Dataset rows describing interfaces
* * * * * * * * *
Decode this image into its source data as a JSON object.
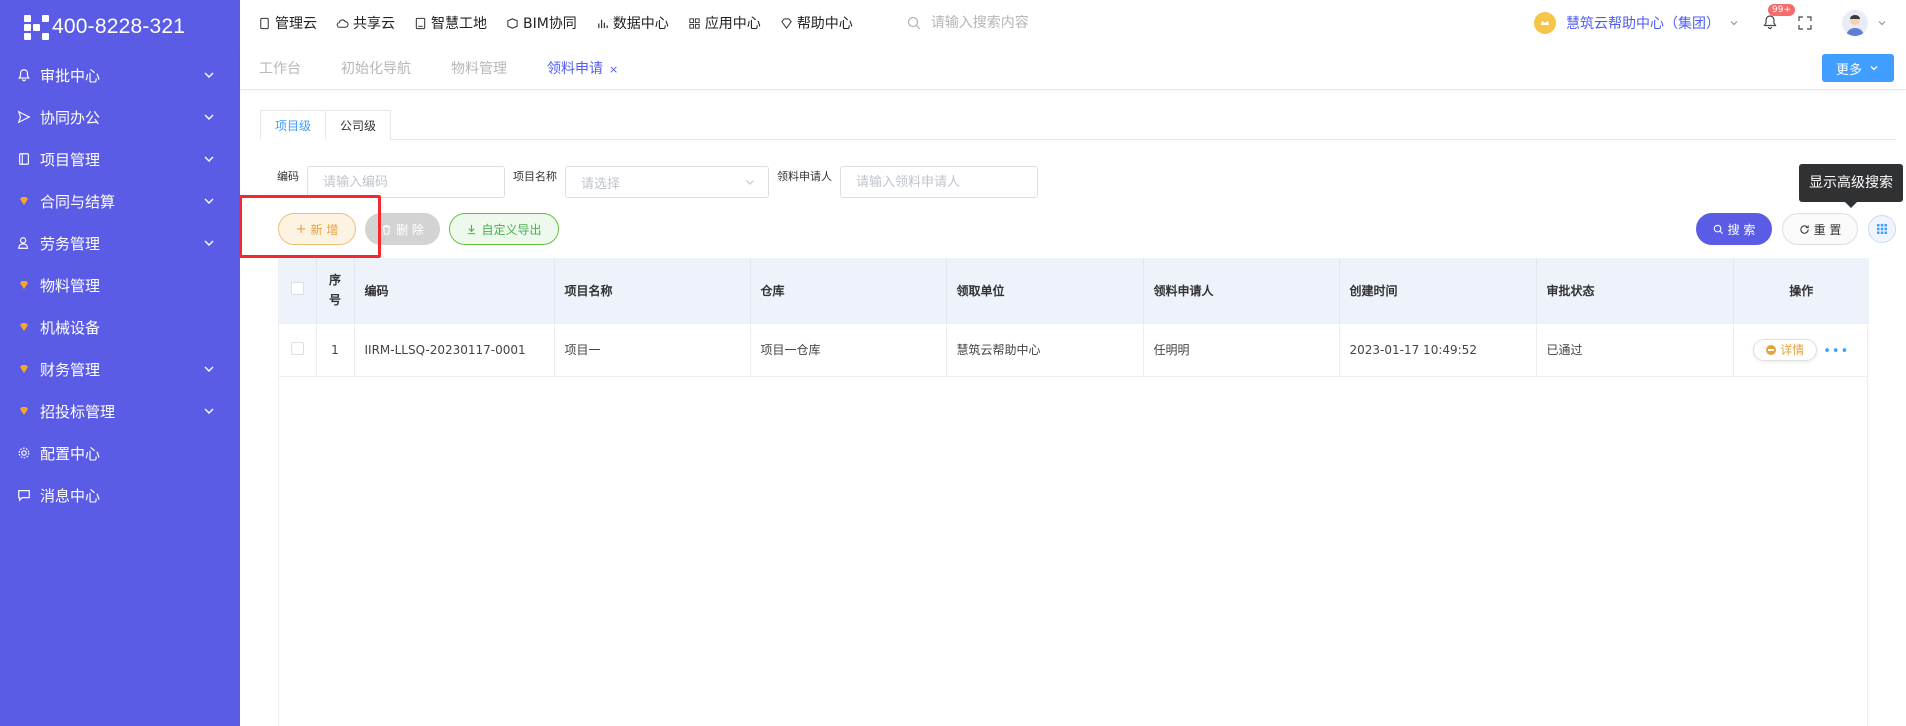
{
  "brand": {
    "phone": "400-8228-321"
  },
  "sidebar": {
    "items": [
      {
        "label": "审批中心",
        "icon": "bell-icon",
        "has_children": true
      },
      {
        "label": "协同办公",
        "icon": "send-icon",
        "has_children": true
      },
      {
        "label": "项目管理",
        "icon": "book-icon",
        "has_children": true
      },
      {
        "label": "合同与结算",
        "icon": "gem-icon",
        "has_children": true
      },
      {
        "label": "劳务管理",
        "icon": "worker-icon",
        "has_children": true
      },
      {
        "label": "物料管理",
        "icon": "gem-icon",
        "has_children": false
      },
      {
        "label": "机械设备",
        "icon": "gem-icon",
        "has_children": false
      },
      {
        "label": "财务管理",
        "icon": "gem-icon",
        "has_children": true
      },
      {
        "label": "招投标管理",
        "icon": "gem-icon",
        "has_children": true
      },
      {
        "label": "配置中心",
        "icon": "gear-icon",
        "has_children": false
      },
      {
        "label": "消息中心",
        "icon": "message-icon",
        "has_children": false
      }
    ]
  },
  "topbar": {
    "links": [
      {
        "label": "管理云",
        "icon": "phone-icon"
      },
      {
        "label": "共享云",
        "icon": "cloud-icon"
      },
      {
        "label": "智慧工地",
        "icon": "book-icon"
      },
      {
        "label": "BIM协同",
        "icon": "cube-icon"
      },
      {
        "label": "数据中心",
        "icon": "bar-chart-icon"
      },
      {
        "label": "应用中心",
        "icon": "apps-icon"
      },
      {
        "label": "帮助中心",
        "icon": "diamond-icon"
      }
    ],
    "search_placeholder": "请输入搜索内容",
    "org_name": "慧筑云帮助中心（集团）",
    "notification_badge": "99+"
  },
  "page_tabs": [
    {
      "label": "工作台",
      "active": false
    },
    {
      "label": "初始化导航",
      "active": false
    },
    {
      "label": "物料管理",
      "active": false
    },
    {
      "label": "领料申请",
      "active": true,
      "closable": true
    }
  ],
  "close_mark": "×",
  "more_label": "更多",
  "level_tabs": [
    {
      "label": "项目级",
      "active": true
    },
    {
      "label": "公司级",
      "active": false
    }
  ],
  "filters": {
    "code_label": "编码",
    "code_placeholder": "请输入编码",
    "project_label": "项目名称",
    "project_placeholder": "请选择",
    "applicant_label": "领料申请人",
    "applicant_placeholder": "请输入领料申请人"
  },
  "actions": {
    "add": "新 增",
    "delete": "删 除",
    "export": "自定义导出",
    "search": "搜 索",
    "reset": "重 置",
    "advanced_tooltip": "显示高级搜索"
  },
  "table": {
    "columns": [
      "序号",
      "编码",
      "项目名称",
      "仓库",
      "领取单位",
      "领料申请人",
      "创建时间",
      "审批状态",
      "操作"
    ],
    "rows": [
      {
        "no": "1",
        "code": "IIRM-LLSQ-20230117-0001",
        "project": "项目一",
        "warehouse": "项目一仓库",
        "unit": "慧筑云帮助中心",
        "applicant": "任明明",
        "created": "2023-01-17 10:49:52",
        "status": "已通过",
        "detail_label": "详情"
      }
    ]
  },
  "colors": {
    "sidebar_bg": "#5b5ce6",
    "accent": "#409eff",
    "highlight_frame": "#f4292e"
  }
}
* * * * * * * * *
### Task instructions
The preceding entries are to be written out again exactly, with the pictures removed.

### Solution for this problem
Decode this image into its source data as a JSON object.
{
  "brand": {
    "phone": "400-8228-321"
  },
  "sidebar": {
    "items": [
      {
        "label": "审批中心",
        "icon": "bell-icon",
        "has_children": true
      },
      {
        "label": "协同办公",
        "icon": "send-icon",
        "has_children": true
      },
      {
        "label": "项目管理",
        "icon": "book-icon",
        "has_children": true
      },
      {
        "label": "合同与结算",
        "icon": "gem-icon",
        "has_children": true
      },
      {
        "label": "劳务管理",
        "icon": "worker-icon",
        "has_children": true
      },
      {
        "label": "物料管理",
        "icon": "gem-icon",
        "has_children": false
      },
      {
        "label": "机械设备",
        "icon": "gem-icon",
        "has_children": false
      },
      {
        "label": "财务管理",
        "icon": "gem-icon",
        "has_children": true
      },
      {
        "label": "招投标管理",
        "icon": "gem-icon",
        "has_children": true
      },
      {
        "label": "配置中心",
        "icon": "gear-icon",
        "has_children": false
      },
      {
        "label": "消息中心",
        "icon": "message-icon",
        "has_children": false
      }
    ]
  },
  "topbar": {
    "links": [
      {
        "label": "管理云",
        "icon": "phone-icon"
      },
      {
        "label": "共享云",
        "icon": "cloud-icon"
      },
      {
        "label": "智慧工地",
        "icon": "book-icon"
      },
      {
        "label": "BIM协同",
        "icon": "cube-icon"
      },
      {
        "label": "数据中心",
        "icon": "bar-chart-icon"
      },
      {
        "label": "应用中心",
        "icon": "apps-icon"
      },
      {
        "label": "帮助中心",
        "icon": "diamond-icon"
      }
    ],
    "search_placeholder": "请输入搜索内容",
    "org_name": "慧筑云帮助中心（集团）",
    "notification_badge": "99+"
  },
  "page_tabs": [
    {
      "label": "工作台",
      "active": false
    },
    {
      "label": "初始化导航",
      "active": false
    },
    {
      "label": "物料管理",
      "active": false
    },
    {
      "label": "领料申请",
      "active": true,
      "closable": true
    }
  ],
  "close_mark": "×",
  "more_label": "更多",
  "level_tabs": [
    {
      "label": "项目级",
      "active": true
    },
    {
      "label": "公司级",
      "active": false
    }
  ],
  "filters": {
    "code_label": "编码",
    "code_placeholder": "请输入编码",
    "project_label": "项目名称",
    "project_placeholder": "请选择",
    "applicant_label": "领料申请人",
    "applicant_placeholder": "请输入领料申请人"
  },
  "actions": {
    "add": "新 增",
    "delete": "删 除",
    "export": "自定义导出",
    "search": "搜 索",
    "reset": "重 置",
    "advanced_tooltip": "显示高级搜索"
  },
  "table": {
    "columns": [
      "序号",
      "编码",
      "项目名称",
      "仓库",
      "领取单位",
      "领料申请人",
      "创建时间",
      "审批状态",
      "操作"
    ],
    "rows": [
      {
        "no": "1",
        "code": "IIRM-LLSQ-20230117-0001",
        "project": "项目一",
        "warehouse": "项目一仓库",
        "unit": "慧筑云帮助中心",
        "applicant": "任明明",
        "created": "2023-01-17 10:49:52",
        "status": "已通过",
        "detail_label": "详情"
      }
    ]
  },
  "colors": {
    "sidebar_bg": "#5b5ce6",
    "accent": "#409eff",
    "highlight_frame": "#f4292e"
  }
}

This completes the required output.